TASK ITEM: Every entry below, first to last, should be restated word for word.

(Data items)
Segment Open
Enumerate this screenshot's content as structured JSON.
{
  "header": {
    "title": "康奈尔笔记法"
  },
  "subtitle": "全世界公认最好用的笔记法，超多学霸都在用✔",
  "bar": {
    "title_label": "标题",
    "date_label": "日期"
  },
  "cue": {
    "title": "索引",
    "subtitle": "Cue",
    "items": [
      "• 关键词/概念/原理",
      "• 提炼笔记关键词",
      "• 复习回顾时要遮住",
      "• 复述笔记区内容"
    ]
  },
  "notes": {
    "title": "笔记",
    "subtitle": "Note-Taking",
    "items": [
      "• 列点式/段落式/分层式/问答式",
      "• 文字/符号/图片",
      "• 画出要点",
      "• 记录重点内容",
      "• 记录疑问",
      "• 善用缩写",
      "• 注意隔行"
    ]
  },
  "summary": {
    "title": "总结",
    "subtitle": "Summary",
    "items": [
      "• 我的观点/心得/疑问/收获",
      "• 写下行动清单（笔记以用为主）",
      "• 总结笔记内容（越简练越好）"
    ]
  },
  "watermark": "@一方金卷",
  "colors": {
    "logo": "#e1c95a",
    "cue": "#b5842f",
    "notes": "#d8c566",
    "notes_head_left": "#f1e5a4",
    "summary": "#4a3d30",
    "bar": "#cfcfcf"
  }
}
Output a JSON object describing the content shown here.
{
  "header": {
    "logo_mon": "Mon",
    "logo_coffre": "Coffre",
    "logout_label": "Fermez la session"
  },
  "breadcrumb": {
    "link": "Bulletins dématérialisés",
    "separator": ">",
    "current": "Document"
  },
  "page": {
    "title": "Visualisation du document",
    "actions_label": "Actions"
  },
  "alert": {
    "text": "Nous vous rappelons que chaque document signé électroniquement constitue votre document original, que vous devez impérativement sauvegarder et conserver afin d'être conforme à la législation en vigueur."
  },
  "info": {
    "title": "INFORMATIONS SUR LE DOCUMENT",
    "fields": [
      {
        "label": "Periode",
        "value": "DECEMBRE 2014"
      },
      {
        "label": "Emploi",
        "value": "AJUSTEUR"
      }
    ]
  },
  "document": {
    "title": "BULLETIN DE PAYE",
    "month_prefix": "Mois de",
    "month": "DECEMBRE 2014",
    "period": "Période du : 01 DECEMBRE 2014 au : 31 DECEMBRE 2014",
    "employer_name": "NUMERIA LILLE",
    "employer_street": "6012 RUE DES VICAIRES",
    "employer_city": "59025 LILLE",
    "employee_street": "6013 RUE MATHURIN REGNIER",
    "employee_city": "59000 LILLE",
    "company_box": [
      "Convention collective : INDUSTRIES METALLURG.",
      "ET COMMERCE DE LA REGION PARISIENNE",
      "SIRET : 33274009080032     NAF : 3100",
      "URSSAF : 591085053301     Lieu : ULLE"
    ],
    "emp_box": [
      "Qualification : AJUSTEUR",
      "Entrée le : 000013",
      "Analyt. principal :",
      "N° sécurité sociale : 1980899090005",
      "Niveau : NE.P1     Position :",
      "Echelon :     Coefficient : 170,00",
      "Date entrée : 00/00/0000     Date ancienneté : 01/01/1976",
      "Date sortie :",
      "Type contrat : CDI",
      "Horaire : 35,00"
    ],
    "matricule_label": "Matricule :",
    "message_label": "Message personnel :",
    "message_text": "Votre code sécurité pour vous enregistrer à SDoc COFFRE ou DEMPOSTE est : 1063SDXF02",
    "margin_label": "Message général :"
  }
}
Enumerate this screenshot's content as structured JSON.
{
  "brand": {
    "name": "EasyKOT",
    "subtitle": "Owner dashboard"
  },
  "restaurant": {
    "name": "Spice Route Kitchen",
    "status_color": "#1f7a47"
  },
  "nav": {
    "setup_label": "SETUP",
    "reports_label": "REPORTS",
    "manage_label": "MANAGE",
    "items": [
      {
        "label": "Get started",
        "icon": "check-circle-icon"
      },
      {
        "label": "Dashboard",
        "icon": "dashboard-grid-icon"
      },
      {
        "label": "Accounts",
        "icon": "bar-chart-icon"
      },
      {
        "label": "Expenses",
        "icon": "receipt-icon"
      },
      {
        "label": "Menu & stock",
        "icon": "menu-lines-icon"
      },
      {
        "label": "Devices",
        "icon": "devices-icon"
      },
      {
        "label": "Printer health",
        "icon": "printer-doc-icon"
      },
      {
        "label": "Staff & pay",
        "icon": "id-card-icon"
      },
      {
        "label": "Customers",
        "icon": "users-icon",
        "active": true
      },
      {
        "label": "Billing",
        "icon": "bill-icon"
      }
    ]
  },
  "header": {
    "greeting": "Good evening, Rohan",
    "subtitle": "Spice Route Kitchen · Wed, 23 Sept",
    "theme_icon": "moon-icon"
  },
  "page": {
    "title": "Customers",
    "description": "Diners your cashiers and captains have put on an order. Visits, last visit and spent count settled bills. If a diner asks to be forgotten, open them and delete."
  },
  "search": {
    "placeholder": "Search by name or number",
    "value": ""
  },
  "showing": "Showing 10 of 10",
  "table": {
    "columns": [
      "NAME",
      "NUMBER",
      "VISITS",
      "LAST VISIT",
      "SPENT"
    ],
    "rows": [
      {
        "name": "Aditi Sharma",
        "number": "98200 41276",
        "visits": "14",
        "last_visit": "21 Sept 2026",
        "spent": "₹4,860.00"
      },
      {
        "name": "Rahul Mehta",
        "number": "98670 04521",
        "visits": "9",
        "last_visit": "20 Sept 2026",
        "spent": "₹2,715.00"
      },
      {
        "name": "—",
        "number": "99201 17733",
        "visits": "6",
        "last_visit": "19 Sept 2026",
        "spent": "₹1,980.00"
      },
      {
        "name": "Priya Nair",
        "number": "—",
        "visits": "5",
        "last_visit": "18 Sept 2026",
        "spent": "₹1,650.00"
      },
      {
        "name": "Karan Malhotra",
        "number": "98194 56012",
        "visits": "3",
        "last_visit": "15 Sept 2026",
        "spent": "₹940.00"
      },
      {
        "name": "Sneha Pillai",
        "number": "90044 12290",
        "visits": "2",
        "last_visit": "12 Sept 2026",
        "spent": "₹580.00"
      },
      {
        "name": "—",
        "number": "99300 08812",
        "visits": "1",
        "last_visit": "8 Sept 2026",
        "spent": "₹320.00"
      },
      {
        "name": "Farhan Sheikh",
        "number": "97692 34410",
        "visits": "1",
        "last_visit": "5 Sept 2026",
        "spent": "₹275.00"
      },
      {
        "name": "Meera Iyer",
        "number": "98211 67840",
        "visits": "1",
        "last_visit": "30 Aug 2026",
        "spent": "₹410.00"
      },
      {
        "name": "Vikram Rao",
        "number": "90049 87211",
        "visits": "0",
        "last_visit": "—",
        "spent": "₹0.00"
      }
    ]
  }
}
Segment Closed
OUTPUT OF THE EXERCISE:
Enumerate this screenshot's content as structured JSON.
{
  "header": {
    "title": "康奈尔笔记法"
  },
  "subtitle": "全世界公认最好用的笔记法，超多学霸都在用✔",
  "bar": {
    "title_label": "标题",
    "date_label": "日期"
  },
  "cue": {
    "title": "索引",
    "subtitle": "Cue",
    "items": [
      "• 关键词/概念/原理",
      "• 提炼笔记关键词",
      "• 复习回顾时要遮住",
      "• 复述笔记区内容"
    ]
  },
  "notes": {
    "title": "笔记",
    "subtitle": "Note-Taking",
    "items": [
      "• 列点式/段落式/分层式/问答式",
      "• 文字/符号/图片",
      "• 画出要点",
      "• 记录重点内容",
      "• 记录疑问",
      "• 善用缩写",
      "• 注意隔行"
    ]
  },
  "summary": {
    "title": "总结",
    "subtitle": "Summary",
    "items": [
      "• 我的观点/心得/疑问/收获",
      "• 写下行动清单（笔记以用为主）",
      "• 总结笔记内容（越简练越好）"
    ]
  },
  "watermark": "@一方金卷",
  "colors": {
    "logo": "#e1c95a",
    "cue": "#b5842f",
    "notes": "#d8c566",
    "notes_head_left": "#f1e5a4",
    "summary": "#4a3d30",
    "bar": "#cfcfcf"
  }
}
Output a JSON object describing the content shown here.
{
  "header": {
    "logo_mon": "Mon",
    "logo_coffre": "Coffre",
    "logout_label": "Fermez la session"
  },
  "breadcrumb": {
    "link": "Bulletins dématérialisés",
    "separator": ">",
    "current": "Document"
  },
  "page": {
    "title": "Visualisation du document",
    "actions_label": "Actions"
  },
  "alert": {
    "text": "Nous vous rappelons que chaque document signé électroniquement constitue votre document original, que vous devez impérativement sauvegarder et conserver afin d'être conforme à la législation en vigueur."
  },
  "info": {
    "title": "INFORMATIONS SUR LE DOCUMENT",
    "fields": [
      {
        "label": "Periode",
        "value": "DECEMBRE 2014"
      },
      {
        "label": "Emploi",
        "value": "AJUSTEUR"
      }
    ]
  },
  "document": {
    "title": "BULLETIN DE PAYE",
    "month_prefix": "Mois de",
    "month": "DECEMBRE 2014",
    "period": "Période du : 01 DECEMBRE 2014 au : 31 DECEMBRE 2014",
    "employer_name": "NUMERIA LILLE",
    "employer_street": "6012 RUE DES VICAIRES",
    "employer_city": "59025 LILLE",
    "employee_street": "6013 RUE MATHURIN REGNIER",
    "employee_city": "59000 LILLE",
    "company_box": [
      "Convention collective : INDUSTRIES METALLURG.",
      "ET COMMERCE DE LA REGION PARISIENNE",
      "SIRET : 33274009080032     NAF : 3100",
      "URSSAF : 591085053301     Lieu : ULLE"
    ],
    "emp_box": [
      "Qualification : AJUSTEUR",
      "Entrée le : 000013",
      "Analyt. principal :",
      "N° sécurité sociale : 1980899090005",
      "Niveau : NE.P1     Position :",
      "Echelon :     Coefficient : 170,00",
      "Date entrée : 00/00/0000     Date ancienneté : 01/01/1976",
      "Date sortie :",
      "Type contrat : CDI",
      "Horaire : 35,00"
    ],
    "matricule_label": "Matricule :",
    "message_label": "Message personnel :",
    "message_text": "Votre code sécurité pour vous enregistrer à SDoc COFFRE ou DEMPOSTE est : 1063SDXF02",
    "margin_label": "Message général :"
  }
}
Enumerate this screenshot's content as structured JSON.
{
  "brand": {
    "name": "EasyKOT",
    "subtitle": "Owner dashboard"
  },
  "restaurant": {
    "name": "Spice Route Kitchen",
    "status_color": "#1f7a47"
  },
  "nav": {
    "setup_label": "SETUP",
    "reports_label": "REPORTS",
    "manage_label": "MANAGE",
    "items": [
      {
        "label": "Get started",
        "icon": "check-circle-icon"
      },
      {
        "label": "Dashboard",
        "icon": "dashboard-grid-icon"
      },
      {
        "label": "Accounts",
        "icon": "bar-chart-icon"
      },
      {
        "label": "Expenses",
        "icon": "receipt-icon"
      },
      {
        "label": "Menu & stock",
        "icon": "menu-lines-icon"
      },
      {
        "label": "Devices",
        "icon": "devices-icon"
      },
      {
        "label": "Printer health",
        "icon": "printer-doc-icon"
      },
      {
        "label": "Staff & pay",
        "icon": "id-card-icon"
      },
      {
        "label": "Customers",
        "icon": "users-icon",
        "active": true
      },
      {
        "label": "Billing",
        "icon": "bill-icon"
      }
    ]
  },
  "header": {
    "greeting": "Good evening, Rohan",
    "subtitle": "Spice Route Kitchen · Wed, 23 Sept",
    "theme_icon": "moon-icon"
  },
  "page": {
    "title": "Customers",
    "description": "Diners your cashiers and captains have put on an order. Visits, last visit and spent count settled bills. If a diner asks to be forgotten, open them and delete."
  },
  "search": {
    "placeholder": "Search by name or number",
    "value": ""
  },
  "showing": "Showing 10 of 10",
  "table": {
    "columns": [
      "NAME",
      "NUMBER",
      "VISITS",
      "LAST VISIT",
      "SPENT"
    ],
    "rows": [
      {
        "name": "Aditi Sharma",
        "number": "98200 41276",
        "visits": "14",
        "last_visit": "21 Sept 2026",
        "spent": "₹4,860.00"
      },
      {
        "name": "Rahul Mehta",
        "number": "98670 04521",
        "visits": "9",
        "last_visit": "20 Sept 2026",
        "spent": "₹2,715.00"
      },
      {
        "name": "—",
        "number": "99201 17733",
        "visits": "6",
        "last_visit": "19 Sept 2026",
        "spent": "₹1,980.00"
      },
      {
        "name": "Priya Nair",
        "number": "—",
        "visits": "5",
        "last_visit": "18 Sept 2026",
        "spent": "₹1,650.00"
      },
      {
        "name": "Karan Malhotra",
        "number": "98194 56012",
        "visits": "3",
        "last_visit": "15 Sept 2026",
        "spent": "₹940.00"
      },
      {
        "name": "Sneha Pillai",
        "number": "90044 12290",
        "visits": "2",
        "last_visit": "12 Sept 2026",
        "spent": "₹580.00"
      },
      {
        "name": "—",
        "number": "99300 08812",
        "visits": "1",
        "last_visit": "8 Sept 2026",
        "spent": "₹320.00"
      },
      {
        "name": "Farhan Sheikh",
        "number": "97692 34410",
        "visits": "1",
        "last_visit": "5 Sept 2026",
        "spent": "₹275.00"
      },
      {
        "name": "Meera Iyer",
        "number": "98211 67840",
        "visits": "1",
        "last_visit": "30 Aug 2026",
        "spent": "₹410.00"
      },
      {
        "name": "Vikram Rao",
        "number": "90049 87211",
        "visits": "0",
        "last_visit": "—",
        "spent": "₹0.00"
      }
    ]
  }
}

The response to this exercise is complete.